# Work order
Type out every line of the data again, exactly.

[Data items]
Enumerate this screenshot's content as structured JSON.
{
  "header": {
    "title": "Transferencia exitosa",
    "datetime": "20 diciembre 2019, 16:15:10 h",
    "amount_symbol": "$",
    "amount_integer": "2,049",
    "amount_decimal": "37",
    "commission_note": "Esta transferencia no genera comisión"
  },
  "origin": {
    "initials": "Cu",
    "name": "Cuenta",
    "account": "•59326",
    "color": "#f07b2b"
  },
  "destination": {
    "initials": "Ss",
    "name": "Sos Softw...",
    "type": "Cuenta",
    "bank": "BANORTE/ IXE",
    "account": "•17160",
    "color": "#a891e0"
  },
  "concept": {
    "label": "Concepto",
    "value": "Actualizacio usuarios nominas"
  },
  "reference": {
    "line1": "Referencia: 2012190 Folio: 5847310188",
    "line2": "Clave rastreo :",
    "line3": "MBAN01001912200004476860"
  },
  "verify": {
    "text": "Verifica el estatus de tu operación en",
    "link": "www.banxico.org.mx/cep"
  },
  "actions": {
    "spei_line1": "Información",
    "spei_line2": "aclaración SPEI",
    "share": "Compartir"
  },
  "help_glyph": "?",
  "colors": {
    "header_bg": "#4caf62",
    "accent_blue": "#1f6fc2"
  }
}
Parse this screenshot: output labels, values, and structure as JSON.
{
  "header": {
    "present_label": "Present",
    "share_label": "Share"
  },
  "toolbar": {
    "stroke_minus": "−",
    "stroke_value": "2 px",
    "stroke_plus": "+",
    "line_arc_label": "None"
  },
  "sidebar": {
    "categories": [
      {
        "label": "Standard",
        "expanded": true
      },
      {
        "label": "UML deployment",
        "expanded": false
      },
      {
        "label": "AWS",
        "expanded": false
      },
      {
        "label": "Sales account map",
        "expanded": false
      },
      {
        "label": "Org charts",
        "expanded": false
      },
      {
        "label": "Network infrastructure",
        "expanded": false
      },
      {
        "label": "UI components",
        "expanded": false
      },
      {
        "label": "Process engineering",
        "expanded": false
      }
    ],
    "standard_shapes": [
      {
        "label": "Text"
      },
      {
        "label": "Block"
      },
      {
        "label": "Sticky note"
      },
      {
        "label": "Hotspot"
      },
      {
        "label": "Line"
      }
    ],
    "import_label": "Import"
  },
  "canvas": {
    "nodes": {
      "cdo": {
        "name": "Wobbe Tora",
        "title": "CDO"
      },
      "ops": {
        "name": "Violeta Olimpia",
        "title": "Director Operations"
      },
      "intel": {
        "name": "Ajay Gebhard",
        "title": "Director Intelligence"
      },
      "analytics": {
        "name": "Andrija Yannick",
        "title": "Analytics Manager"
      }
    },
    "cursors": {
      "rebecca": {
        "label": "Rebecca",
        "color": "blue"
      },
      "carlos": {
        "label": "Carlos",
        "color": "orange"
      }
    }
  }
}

# Solution for this exercise
Enumerate this screenshot's content as structured JSON.
{
  "header": {
    "title": "Transferencia exitosa",
    "datetime": "20 diciembre 2019, 16:15:10 h",
    "amount_symbol": "$",
    "amount_integer": "2,049",
    "amount_decimal": "37",
    "commission_note": "Esta transferencia no genera comisión"
  },
  "origin": {
    "initials": "Cu",
    "name": "Cuenta",
    "account": "•59326",
    "color": "#f07b2b"
  },
  "destination": {
    "initials": "Ss",
    "name": "Sos Softw...",
    "type": "Cuenta",
    "bank": "BANORTE/ IXE",
    "account": "•17160",
    "color": "#a891e0"
  },
  "concept": {
    "label": "Concepto",
    "value": "Actualizacio usuarios nominas"
  },
  "reference": {
    "line1": "Referencia: 2012190 Folio: 5847310188",
    "line2": "Clave rastreo :",
    "line3": "MBAN01001912200004476860"
  },
  "verify": {
    "text": "Verifica el estatus de tu operación en",
    "link": "www.banxico.org.mx/cep"
  },
  "actions": {
    "spei_line1": "Información",
    "spei_line2": "aclaración SPEI",
    "share": "Compartir"
  },
  "help_glyph": "?",
  "colors": {
    "header_bg": "#4caf62",
    "accent_blue": "#1f6fc2"
  }
}
Parse this screenshot: output labels, values, and structure as JSON.
{
  "header": {
    "present_label": "Present",
    "share_label": "Share"
  },
  "toolbar": {
    "stroke_minus": "−",
    "stroke_value": "2 px",
    "stroke_plus": "+",
    "line_arc_label": "None"
  },
  "sidebar": {
    "categories": [
      {
        "label": "Standard",
        "expanded": true
      },
      {
        "label": "UML deployment",
        "expanded": false
      },
      {
        "label": "AWS",
        "expanded": false
      },
      {
        "label": "Sales account map",
        "expanded": false
      },
      {
        "label": "Org charts",
        "expanded": false
      },
      {
        "label": "Network infrastructure",
        "expanded": false
      },
      {
        "label": "UI components",
        "expanded": false
      },
      {
        "label": "Process engineering",
        "expanded": false
      }
    ],
    "standard_shapes": [
      {
        "label": "Text"
      },
      {
        "label": "Block"
      },
      {
        "label": "Sticky note"
      },
      {
        "label": "Hotspot"
      },
      {
        "label": "Line"
      }
    ],
    "import_label": "Import"
  },
  "canvas": {
    "nodes": {
      "cdo": {
        "name": "Wobbe Tora",
        "title": "CDO"
      },
      "ops": {
        "name": "Violeta Olimpia",
        "title": "Director Operations"
      },
      "intel": {
        "name": "Ajay Gebhard",
        "title": "Director Intelligence"
      },
      "analytics": {
        "name": "Andrija Yannick",
        "title": "Analytics Manager"
      }
    },
    "cursors": {
      "rebecca": {
        "label": "Rebecca",
        "color": "blue"
      },
      "carlos": {
        "label": "Carlos",
        "color": "orange"
      }
    }
  }
}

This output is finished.